“We moved to the village about thirty years ago, when we were about your age,” he says. “Once you move here, you don’t leave.” He says that last part in an almost Stepford-ish way, and I can’t decide whether I am comforted or minorly disturbed by his words. I mean, we moved to Long Island, not joined a cult. Right?
Then there is the party. Last week as my husband is tending to our vegetable garden, a neighbor from down the block, whom we hadn’t yet met, hands my husband an invitation to a party she and her husband are throwing to welcome all the newcomers on the block.
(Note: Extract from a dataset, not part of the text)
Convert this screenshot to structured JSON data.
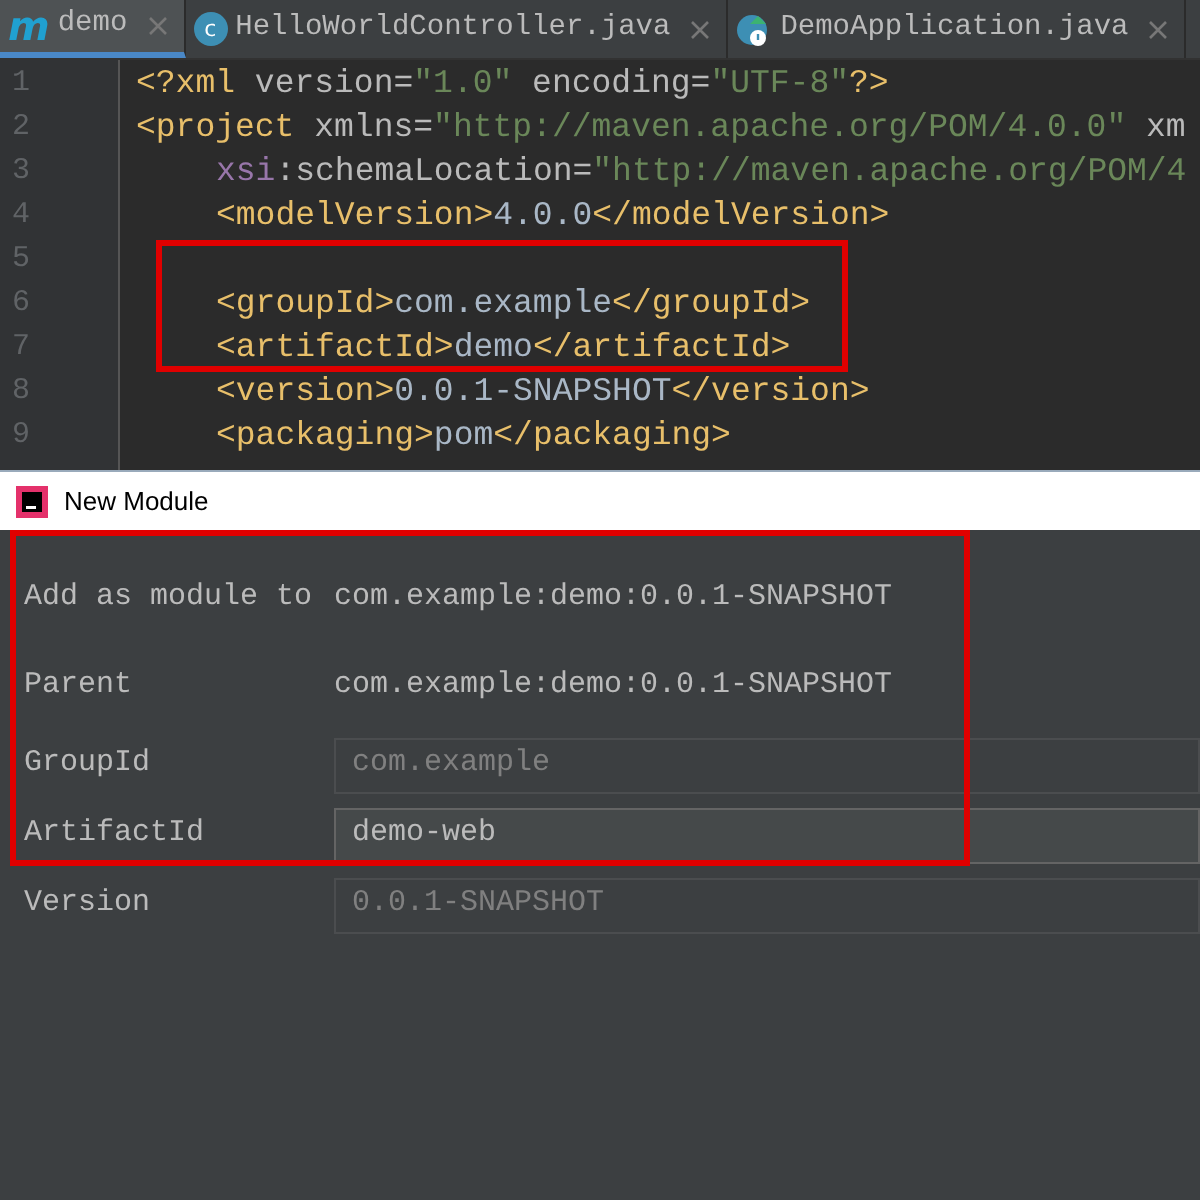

We feel obligated to go, so that Friday night we nervously process to her house, where about forty other neighbors have gathered, with hors d’oeuvres and cocktails in hand to, in one neighbor’s words, “initiate us.”
It is one of the most splendid summer parties I’ve ever attended. Every neighbor we meet is down-to-earth and intent on making us feel welcome in our new town. I discover that around here, friendliness isn’t an anomaly; it’s a lifestyle. Neighbors are, for better or worse, genuinely interested in one another’s lives. If, God forbid, tragedy were to ever strike our block and the local news came to interview some of the neighbors, you would never hear someone say, “We didn’t really know the family. They kept to themselves.”
One afternoon I am chit-chatting with my neighbor across the street- the one who gave Minnow the scooter- when her next-door-neighbor exits her house and approaches us.
“Have you met the new neighbor?” the woman with whom I’m chatting asks.
I don’t answer because I assume she is talking to her next-door-neighbor, who has joined us on the sidewalk.
“C, have you met the new neighbor?” she asks again.
“What are you talking about?” I respond. “I’m the new neighbor.”
“No! This is Kristy. She and her family are from Mississippi and just moved in on Saturday. She’s even newer than you.”
“I just can’t get over how nice everyone is around here!” Kristy drawls. “Down South New Yorkers get a bad rap, but we are so impressed with everyone’s hospitality.”
As she continues I wonder whether we- no longer the new family on the block- ought to bake Kristy and her kids a batch of cookies.